Your instructions – Find the lines in the records below that contain "price", and report each of them.

Records to use –
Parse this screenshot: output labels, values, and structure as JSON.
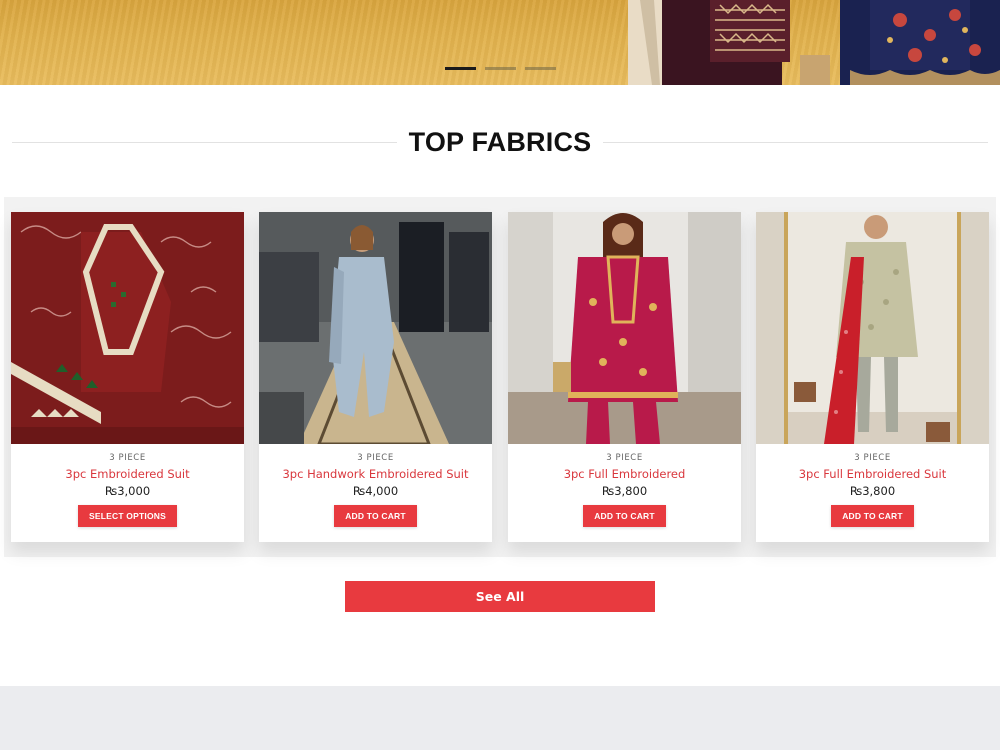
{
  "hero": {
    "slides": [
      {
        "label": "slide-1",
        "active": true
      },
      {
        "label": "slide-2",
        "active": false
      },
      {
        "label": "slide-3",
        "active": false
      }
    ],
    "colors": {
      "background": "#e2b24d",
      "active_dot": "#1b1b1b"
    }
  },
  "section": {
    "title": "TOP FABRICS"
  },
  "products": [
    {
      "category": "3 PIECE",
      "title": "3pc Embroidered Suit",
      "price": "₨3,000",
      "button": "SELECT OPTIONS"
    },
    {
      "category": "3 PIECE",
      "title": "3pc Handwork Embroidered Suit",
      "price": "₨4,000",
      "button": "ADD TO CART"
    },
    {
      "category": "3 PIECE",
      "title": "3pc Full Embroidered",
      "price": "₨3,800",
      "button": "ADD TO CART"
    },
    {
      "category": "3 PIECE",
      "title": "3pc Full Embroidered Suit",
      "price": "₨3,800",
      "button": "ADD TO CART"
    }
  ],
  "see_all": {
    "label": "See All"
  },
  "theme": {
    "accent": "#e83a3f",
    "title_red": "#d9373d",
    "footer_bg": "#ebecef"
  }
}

Result –
      "price": "₨3,000",
      "price": "₨4,000",
      "price": "₨3,800",
      "price": "₨3,800",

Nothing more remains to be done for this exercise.